  • Electrodes: Electrode level studies are an important area of research for silicon because of the complex interactions between silicon, binder, electrolyte, and conductive additive.  Notably issues associated with blended electrodes (silicon/graphite) are seen due to the different surface chemistry of the electroactive materials.
    • Capacity Fade in High Energy Silicon/Graphite Electrodes of Lithium-Ion Batteries” Chem. Comm. (2018) DOI:10.1039/c8cc00456k
  • Prelithiation: An issue associated with silicon-based electrodes has been the large irreversible capacity seen in early cycles due to various break-in processes, slow initial diffusion of lithium into crystalline silicon, and surface reactivity.  One way around this problem has been to use a sacrificial lithium source to counter this phenomenon to counter the loss of active lithium to the system.
    • Beneficial Effect of Li5FeO4 Lithium Source for Lithium-ion Batteries with a Layered NMC Cathode and a Silicon Anode”  Journal of the Electrochemical Society (2020) DOI:10.1149/1945-7111/abd1ef
    • Liquid Ammonia Chemical Lithiation: An Approach for Higher Energy and High Voltage Silicon/Graphite Li1+x[Ni0.5Mn1.5]O4 Lithium-ion Batteries”  ACS Applied Energy Materials (2020) DOI:10.1021/acsaem.9b00695

 

Cross-section of spherical secondary particle slice, showing model geometry and ionic current distribution (JES, 2013)
 

Electrode Modeling: While the transport and electrochemical properties of materials are a critical aspect of the overall electrodes performance, an understanding of the complex structure that is created when a material is converted to an electrode by addition of binder, current collector, conductive additives, and electrolytes highlights the interplay of these diverse materials and how they must work together to create a viable electrochemical system. Recent work:

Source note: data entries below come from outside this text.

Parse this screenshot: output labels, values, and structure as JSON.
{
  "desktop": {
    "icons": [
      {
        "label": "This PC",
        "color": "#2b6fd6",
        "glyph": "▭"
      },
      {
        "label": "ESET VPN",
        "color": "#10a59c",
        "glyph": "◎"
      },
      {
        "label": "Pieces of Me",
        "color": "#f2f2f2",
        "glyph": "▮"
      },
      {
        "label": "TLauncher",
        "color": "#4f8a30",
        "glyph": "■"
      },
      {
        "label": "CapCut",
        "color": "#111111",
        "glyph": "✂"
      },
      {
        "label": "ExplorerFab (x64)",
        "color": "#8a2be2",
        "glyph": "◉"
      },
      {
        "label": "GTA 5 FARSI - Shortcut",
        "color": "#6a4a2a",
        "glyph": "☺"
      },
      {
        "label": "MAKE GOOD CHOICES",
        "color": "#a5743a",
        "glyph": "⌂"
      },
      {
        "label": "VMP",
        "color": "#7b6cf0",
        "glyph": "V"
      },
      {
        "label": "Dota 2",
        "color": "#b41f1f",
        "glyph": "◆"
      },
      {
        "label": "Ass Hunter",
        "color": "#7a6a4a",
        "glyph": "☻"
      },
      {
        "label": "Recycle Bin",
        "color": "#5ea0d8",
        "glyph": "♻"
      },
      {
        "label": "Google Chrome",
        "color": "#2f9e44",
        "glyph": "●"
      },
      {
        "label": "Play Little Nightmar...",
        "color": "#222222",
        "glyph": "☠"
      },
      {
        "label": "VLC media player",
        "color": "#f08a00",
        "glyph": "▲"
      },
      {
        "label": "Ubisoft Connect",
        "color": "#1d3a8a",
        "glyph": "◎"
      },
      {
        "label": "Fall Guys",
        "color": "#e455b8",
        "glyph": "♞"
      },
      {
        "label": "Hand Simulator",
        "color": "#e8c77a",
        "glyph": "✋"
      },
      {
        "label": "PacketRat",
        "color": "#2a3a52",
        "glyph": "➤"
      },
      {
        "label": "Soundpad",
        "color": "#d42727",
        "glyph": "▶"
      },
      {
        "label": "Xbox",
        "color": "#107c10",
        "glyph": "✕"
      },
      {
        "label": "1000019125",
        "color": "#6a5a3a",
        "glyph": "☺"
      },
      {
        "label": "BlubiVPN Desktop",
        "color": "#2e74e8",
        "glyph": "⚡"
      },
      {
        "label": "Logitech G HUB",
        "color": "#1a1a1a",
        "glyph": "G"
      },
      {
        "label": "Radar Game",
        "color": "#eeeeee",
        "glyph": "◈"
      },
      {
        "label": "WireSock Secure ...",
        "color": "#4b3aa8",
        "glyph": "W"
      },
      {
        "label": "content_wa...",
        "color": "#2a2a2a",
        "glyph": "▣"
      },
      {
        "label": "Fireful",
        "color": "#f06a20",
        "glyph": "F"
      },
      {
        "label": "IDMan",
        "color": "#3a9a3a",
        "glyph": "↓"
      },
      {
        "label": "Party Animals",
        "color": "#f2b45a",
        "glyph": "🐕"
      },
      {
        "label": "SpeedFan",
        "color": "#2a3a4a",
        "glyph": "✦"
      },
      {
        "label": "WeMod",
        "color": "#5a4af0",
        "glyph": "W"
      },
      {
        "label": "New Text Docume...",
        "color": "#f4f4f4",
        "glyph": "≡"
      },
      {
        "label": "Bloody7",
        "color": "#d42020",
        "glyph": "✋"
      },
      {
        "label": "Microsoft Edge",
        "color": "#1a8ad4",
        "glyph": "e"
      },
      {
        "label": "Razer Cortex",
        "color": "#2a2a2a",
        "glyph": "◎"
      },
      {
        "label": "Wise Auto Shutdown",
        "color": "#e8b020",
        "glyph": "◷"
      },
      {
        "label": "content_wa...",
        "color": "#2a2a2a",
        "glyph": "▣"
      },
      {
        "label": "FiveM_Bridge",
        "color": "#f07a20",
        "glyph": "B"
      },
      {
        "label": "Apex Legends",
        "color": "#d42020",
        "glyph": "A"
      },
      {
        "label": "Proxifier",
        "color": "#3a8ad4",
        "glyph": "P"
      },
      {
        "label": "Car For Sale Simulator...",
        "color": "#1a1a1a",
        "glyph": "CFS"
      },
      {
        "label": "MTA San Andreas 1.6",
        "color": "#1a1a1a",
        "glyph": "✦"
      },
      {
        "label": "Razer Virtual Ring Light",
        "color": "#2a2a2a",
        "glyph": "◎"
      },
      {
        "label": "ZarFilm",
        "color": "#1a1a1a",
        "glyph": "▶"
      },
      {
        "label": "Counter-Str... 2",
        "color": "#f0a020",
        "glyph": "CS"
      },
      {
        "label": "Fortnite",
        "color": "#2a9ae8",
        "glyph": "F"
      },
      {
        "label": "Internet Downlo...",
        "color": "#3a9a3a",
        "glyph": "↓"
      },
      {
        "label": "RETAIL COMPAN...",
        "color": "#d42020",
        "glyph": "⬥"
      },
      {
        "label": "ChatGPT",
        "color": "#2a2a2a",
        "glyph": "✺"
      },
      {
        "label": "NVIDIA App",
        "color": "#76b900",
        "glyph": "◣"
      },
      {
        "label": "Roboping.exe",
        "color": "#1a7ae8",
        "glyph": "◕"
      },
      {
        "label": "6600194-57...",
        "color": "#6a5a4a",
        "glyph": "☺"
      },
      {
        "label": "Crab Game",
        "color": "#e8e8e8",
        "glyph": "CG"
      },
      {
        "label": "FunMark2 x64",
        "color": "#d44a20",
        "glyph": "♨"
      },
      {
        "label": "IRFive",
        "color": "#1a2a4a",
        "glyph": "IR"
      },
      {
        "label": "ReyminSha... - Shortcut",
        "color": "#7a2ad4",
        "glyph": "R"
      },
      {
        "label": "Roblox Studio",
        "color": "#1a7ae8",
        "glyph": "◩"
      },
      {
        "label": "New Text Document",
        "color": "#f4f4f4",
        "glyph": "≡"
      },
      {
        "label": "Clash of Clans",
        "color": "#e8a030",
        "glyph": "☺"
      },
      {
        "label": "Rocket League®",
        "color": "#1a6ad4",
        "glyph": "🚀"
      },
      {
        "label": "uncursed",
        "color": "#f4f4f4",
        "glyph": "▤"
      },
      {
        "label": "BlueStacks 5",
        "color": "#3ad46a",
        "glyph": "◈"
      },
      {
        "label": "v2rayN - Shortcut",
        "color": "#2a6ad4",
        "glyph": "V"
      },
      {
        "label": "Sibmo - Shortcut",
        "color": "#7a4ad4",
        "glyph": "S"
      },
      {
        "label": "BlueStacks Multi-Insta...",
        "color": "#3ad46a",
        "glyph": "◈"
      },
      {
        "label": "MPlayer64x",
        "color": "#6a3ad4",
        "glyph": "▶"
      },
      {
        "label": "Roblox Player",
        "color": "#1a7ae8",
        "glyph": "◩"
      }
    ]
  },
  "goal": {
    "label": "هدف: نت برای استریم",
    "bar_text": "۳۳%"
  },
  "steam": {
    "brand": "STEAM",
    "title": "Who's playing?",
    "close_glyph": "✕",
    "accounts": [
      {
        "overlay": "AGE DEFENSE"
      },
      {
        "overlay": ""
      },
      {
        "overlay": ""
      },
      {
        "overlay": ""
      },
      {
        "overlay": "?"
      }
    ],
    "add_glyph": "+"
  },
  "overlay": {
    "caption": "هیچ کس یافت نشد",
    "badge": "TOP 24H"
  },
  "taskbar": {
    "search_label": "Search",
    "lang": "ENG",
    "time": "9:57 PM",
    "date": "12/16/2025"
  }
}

Silicon (EERE/VTO/SCP):  Next generation anodes, such as silicon, can have significant advantages over graphitic carbon, the state of the art LIB anode, notably in total gravimetric capacity. However at this point issues with lithium transport in the material, electrode design, and degradation mechanisms are not well defined. 

  • Silicon Anode Design
    • Investigations of Silicon Thins Films as Anodes for Lithium-Ion Batteries” ACS Applied Materials and Interfaces (2018) DOI:10.1021/acsami.7b13980

Fast Charging (EERE/VTO/XCEL): A key aspect of consumer acceptance of electric vehicles is the time necessary to recharge the vehicles battery system while on the road.  While significant commercial advances have been made and implemented, identifying the underlying electrochemical cell issues that limit the speed of charging is important to make further advances.

  • LIB Cells and Fast Charge
    • Graphite Lithium under Fast Charging Conditions: Atomistic Modeling Insights” J. Physical Chemistry C (2020) DOI:10/1021/acs.jpcc.0c01083
    • Apparent Lithium-Ion Diffusion Coefficient with Applied Current in Graphite” J. Electrochemical Society (2020) DOI:10.1149/1945-7111/abaf9f
    • Fast Charging of Lithium-Ion Cells: Part 2. Non-Linear Contributions to Cell and Electrode Polarization”  J. Electrochemical Society (2019) DOI:10.1149/2.0561914jes

CONTACT US

Chemical Sciences and Engineering General Inquiries

+1-630-252-4383 bertlinga@anl.gov